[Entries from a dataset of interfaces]
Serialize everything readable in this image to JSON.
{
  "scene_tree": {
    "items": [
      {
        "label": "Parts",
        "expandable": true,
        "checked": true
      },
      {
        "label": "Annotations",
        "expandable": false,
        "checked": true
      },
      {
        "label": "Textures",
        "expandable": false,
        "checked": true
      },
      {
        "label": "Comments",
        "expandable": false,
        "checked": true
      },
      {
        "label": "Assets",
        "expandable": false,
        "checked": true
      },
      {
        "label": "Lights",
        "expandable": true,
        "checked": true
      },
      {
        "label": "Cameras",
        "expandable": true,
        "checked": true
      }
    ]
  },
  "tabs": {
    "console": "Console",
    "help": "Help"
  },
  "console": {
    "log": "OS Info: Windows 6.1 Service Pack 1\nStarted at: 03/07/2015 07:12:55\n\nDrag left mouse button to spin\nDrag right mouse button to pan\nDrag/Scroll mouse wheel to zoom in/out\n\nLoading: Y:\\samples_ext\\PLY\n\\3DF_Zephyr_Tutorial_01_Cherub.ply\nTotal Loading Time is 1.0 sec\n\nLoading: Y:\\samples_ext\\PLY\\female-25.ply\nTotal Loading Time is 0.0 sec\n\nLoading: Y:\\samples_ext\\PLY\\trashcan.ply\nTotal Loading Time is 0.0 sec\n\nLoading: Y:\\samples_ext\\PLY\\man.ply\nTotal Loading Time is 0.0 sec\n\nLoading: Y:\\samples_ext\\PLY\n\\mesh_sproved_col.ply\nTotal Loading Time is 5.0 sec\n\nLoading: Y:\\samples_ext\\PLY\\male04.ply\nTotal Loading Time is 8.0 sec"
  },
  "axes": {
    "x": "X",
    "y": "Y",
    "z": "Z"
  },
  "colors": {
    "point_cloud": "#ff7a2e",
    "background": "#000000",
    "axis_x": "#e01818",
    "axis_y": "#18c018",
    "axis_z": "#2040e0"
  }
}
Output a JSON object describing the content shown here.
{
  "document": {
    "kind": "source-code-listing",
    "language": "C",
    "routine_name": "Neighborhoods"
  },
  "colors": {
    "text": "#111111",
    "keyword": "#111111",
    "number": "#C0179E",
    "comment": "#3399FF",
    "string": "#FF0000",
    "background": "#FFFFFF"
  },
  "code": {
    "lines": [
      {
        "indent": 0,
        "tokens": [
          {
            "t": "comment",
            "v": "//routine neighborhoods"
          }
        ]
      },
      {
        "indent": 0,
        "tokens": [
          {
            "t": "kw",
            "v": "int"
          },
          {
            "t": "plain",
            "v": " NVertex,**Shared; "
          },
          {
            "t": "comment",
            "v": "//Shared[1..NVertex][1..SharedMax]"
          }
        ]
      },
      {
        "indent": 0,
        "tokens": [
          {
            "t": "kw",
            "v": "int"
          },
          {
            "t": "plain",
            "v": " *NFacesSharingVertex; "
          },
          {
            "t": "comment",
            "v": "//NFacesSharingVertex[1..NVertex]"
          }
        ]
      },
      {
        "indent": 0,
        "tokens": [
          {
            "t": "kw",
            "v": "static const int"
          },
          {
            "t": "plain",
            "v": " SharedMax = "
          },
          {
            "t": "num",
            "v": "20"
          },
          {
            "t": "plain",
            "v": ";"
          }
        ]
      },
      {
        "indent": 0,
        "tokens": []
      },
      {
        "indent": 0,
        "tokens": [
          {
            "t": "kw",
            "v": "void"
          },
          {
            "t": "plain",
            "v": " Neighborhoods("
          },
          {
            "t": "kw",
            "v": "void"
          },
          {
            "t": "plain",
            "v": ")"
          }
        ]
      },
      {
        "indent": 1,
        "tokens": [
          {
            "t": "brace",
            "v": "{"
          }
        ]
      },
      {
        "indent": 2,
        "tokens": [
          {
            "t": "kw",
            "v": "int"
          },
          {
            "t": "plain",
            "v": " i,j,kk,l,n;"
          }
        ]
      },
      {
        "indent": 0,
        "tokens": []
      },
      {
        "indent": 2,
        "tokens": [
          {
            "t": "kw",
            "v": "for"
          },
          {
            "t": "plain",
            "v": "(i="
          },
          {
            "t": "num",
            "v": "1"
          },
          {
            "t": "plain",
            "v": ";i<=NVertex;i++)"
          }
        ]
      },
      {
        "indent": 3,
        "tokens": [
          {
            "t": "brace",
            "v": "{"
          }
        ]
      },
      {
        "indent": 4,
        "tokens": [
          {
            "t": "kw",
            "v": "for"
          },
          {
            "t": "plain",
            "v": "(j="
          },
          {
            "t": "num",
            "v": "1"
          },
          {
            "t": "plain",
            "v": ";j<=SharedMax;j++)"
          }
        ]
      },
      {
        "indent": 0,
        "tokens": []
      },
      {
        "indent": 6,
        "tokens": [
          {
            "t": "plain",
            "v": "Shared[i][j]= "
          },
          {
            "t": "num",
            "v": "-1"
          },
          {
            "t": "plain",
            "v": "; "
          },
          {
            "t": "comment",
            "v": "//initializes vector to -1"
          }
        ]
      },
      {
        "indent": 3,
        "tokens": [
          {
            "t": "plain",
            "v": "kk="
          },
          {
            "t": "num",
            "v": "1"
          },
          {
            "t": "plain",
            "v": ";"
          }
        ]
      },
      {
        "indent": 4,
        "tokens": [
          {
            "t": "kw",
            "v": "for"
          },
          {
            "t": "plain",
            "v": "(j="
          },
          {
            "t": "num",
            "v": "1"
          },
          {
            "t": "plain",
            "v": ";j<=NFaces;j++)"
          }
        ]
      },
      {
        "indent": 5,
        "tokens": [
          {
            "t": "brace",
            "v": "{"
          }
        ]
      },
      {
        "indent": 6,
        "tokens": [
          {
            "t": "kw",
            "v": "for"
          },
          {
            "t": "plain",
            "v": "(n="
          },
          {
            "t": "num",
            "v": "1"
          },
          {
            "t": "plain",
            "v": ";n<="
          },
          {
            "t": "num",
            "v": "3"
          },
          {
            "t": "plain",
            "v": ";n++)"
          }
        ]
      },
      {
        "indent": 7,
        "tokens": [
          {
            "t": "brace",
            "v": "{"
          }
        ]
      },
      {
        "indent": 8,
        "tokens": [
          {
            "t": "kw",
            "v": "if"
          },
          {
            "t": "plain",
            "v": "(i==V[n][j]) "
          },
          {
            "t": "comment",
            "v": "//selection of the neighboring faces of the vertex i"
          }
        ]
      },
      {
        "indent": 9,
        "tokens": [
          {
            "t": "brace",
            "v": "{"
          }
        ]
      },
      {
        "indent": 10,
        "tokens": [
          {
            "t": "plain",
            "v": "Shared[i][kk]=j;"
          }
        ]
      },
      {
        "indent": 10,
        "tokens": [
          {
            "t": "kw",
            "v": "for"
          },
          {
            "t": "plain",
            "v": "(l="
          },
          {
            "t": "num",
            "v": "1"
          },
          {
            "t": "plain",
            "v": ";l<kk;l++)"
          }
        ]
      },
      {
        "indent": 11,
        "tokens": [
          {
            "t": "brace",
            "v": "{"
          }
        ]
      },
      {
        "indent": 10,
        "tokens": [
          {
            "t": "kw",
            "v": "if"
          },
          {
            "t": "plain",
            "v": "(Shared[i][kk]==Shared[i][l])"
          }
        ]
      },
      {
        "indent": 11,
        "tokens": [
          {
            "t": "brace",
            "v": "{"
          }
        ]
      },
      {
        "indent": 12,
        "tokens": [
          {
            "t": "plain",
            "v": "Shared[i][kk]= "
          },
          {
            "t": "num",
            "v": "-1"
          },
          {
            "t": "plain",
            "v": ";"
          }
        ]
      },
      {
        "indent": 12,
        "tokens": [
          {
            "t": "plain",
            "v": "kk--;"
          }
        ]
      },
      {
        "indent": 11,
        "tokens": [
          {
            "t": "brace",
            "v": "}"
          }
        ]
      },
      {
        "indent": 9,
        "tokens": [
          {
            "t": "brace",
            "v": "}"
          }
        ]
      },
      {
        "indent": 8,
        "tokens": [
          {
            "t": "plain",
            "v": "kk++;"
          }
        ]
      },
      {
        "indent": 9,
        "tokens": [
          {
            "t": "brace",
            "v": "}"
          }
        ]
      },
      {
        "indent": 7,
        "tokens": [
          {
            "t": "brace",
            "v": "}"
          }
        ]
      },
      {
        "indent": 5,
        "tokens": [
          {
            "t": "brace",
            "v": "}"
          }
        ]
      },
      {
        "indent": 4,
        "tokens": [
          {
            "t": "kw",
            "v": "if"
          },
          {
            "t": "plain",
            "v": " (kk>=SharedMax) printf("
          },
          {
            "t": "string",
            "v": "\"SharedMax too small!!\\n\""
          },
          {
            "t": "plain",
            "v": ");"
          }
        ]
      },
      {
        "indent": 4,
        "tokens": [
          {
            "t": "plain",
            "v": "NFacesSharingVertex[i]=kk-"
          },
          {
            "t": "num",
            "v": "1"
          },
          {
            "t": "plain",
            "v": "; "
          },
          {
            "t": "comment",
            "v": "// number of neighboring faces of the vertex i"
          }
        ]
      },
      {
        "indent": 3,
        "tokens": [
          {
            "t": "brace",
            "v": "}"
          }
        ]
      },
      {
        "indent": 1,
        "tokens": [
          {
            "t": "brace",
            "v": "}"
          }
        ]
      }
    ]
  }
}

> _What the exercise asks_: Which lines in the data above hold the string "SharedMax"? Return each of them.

> _Task result_:
            "v": "//Shared[1..NVertex][1..SharedMax]"
            "v": " SharedMax = "
            "v": ";j<=SharedMax;j++)"
            "v": " (kk>=SharedMax) printf("
            "v": "\"SharedMax too small!!\\n\""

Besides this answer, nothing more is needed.